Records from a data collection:
======
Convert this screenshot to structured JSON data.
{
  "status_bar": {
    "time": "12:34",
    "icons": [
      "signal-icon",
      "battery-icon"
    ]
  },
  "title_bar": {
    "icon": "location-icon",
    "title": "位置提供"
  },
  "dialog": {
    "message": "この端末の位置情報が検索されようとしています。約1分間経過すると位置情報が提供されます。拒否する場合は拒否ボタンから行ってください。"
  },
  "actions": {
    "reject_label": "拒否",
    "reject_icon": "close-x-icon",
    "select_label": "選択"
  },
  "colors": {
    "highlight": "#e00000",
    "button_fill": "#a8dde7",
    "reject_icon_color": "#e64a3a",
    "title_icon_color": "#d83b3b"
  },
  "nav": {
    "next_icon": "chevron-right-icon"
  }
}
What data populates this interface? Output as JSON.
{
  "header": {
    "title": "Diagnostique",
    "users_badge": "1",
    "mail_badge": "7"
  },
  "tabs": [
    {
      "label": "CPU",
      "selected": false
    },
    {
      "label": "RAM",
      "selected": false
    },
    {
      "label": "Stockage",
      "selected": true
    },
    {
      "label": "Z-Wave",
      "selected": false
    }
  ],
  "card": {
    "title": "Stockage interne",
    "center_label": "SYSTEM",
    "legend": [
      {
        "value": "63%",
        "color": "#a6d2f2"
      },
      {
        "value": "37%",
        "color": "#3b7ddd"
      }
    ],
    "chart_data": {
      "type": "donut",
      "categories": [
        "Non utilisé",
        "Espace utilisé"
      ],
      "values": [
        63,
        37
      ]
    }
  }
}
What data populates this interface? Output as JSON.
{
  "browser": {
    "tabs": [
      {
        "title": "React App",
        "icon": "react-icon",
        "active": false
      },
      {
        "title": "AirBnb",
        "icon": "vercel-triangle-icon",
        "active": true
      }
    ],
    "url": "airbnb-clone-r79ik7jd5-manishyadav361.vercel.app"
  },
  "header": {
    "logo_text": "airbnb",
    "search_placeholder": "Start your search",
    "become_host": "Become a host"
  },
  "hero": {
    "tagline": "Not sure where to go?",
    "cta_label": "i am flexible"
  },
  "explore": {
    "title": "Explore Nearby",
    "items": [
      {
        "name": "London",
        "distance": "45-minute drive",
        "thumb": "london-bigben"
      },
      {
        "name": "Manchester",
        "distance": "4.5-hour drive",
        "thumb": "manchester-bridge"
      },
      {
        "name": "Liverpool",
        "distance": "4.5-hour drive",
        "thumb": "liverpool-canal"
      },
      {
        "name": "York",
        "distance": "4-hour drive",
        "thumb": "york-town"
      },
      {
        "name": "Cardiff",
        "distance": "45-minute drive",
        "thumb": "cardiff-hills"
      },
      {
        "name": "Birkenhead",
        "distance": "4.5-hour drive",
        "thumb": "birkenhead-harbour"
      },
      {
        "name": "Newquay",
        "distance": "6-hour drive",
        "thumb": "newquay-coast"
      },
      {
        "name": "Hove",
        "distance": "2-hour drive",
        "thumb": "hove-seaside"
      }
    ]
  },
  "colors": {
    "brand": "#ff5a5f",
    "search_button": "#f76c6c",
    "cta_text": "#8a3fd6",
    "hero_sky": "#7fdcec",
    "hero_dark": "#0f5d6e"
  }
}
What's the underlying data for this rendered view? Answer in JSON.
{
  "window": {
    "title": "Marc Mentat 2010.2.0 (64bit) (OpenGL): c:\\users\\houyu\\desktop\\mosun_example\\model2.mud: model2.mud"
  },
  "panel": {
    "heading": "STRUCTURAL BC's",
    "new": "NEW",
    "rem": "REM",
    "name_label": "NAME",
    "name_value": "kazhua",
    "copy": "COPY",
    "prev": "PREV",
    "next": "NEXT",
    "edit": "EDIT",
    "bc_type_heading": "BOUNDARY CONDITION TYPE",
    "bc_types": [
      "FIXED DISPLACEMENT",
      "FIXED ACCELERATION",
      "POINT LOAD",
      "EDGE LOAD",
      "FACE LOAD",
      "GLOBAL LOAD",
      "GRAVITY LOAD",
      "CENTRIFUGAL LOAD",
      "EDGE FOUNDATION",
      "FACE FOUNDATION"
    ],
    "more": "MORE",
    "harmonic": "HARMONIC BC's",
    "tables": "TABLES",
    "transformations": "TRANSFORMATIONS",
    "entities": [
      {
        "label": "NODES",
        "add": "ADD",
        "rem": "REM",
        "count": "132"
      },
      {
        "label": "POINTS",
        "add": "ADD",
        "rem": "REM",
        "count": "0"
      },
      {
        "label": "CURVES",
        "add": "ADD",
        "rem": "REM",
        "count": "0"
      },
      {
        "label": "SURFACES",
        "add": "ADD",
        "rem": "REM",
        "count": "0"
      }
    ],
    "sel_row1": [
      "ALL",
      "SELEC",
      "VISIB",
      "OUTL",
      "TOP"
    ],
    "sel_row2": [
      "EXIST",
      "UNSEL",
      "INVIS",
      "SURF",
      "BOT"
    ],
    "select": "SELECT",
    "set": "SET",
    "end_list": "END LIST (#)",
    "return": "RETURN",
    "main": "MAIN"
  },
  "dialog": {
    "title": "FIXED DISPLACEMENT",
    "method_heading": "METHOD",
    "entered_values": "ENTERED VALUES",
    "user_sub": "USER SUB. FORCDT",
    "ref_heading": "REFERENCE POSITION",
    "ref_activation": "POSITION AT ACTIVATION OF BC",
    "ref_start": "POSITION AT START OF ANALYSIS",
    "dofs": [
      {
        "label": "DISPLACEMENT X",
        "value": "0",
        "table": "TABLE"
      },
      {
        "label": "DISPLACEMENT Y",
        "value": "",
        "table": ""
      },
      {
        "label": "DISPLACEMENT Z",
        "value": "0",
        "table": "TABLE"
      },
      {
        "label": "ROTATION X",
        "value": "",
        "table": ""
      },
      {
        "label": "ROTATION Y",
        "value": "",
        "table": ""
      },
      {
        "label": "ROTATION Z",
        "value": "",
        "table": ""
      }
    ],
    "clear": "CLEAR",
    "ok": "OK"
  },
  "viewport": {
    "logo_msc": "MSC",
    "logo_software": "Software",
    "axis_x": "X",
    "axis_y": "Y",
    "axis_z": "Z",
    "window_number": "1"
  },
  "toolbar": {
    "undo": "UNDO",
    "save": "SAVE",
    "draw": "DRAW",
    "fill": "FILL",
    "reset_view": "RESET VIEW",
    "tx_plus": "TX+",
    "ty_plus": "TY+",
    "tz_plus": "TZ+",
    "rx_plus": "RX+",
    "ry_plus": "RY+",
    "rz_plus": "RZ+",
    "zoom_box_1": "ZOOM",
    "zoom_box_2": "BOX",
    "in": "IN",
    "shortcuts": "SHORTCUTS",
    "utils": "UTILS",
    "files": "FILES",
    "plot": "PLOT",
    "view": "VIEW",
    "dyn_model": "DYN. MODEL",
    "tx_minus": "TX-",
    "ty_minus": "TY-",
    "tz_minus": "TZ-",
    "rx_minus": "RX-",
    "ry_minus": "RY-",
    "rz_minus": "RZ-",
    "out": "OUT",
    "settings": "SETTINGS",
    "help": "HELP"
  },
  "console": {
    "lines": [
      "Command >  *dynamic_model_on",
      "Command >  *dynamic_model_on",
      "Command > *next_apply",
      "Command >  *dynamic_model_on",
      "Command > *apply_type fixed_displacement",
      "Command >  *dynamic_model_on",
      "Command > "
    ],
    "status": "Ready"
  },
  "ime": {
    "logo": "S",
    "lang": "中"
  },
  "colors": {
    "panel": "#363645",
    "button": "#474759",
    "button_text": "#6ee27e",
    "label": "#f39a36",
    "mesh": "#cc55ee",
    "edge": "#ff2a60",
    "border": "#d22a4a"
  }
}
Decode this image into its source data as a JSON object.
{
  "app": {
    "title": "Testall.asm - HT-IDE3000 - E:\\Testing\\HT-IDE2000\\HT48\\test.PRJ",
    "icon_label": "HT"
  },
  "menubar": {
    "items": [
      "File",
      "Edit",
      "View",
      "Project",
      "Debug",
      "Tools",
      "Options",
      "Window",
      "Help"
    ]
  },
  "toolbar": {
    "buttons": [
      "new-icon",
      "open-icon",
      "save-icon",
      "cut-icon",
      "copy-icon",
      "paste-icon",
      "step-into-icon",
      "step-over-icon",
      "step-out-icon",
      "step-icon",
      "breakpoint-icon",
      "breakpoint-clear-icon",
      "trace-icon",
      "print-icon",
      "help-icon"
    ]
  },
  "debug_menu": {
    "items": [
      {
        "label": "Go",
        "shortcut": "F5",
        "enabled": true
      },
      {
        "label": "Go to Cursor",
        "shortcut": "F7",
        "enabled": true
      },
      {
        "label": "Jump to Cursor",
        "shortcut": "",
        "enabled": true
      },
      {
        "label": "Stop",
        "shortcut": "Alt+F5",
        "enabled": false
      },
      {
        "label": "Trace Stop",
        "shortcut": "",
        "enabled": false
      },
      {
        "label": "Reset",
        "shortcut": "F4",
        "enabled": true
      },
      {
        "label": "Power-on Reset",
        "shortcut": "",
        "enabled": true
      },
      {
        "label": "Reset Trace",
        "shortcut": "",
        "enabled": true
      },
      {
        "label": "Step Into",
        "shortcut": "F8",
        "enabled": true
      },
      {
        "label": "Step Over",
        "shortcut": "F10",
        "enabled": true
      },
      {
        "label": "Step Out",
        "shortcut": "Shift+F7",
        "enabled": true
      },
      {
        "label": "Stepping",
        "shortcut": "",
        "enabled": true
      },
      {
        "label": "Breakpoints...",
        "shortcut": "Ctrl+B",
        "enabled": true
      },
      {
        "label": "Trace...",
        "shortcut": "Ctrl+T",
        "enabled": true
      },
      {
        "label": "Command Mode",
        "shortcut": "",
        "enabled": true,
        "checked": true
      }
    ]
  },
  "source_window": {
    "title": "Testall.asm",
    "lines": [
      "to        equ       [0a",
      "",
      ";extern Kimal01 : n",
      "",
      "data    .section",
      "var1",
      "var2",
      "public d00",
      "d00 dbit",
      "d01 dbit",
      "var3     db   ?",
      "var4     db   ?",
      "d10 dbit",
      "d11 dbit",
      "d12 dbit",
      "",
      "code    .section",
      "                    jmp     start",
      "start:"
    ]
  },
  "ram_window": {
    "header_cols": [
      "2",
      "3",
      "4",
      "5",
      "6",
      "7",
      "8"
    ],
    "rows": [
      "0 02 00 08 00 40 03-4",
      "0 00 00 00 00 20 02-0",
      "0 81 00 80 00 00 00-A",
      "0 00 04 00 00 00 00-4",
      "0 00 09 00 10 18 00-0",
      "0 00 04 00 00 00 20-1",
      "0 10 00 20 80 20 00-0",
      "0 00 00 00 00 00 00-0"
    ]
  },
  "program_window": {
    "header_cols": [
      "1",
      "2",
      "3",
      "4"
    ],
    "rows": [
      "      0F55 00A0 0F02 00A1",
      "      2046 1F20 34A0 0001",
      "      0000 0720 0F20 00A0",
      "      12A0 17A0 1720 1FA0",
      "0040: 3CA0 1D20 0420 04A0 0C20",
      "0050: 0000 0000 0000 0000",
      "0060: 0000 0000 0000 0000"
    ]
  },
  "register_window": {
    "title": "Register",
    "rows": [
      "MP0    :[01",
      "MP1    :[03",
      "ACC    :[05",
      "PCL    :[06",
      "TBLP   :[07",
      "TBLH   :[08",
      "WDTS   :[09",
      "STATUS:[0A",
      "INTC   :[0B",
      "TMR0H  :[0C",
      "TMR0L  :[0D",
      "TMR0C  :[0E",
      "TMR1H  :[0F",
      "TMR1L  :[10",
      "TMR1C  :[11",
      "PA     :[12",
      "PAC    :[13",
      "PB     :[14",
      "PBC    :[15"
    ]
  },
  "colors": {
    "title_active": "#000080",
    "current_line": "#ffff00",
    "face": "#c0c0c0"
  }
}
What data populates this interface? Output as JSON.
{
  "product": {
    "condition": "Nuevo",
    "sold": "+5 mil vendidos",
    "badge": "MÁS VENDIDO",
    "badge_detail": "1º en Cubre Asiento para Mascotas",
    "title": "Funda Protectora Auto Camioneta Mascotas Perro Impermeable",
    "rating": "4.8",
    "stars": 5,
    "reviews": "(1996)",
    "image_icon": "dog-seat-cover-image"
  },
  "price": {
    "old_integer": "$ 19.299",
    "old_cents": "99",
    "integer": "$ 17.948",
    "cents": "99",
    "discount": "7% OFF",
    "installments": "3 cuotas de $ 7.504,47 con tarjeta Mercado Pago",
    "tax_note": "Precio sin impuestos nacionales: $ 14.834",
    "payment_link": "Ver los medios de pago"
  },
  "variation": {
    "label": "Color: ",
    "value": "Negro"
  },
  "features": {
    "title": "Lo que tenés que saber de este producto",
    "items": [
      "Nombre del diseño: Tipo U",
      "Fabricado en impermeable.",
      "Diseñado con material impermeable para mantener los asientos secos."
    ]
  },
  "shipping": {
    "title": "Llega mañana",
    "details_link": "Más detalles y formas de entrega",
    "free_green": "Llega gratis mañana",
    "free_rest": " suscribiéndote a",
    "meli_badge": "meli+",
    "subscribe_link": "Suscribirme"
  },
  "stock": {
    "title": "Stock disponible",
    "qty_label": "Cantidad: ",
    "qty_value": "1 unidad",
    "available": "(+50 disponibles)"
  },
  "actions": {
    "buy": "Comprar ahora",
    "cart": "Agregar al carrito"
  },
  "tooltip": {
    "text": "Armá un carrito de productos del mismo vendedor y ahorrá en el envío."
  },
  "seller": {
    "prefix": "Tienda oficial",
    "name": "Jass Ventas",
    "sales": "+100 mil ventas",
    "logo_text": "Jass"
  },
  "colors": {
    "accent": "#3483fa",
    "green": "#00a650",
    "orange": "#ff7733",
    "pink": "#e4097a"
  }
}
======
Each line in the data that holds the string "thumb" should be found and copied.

**Expected answer:**
        "thumb": "london-bigben"
        "thumb": "manchester-bridge"
        "thumb": "liverpool-canal"
        "thumb": "york-town"
        "thumb": "cardiff-hills"
        "thumb": "birkenhead-harbour"
        "thumb": "newquay-coast"
        "thumb": "hove-seaside"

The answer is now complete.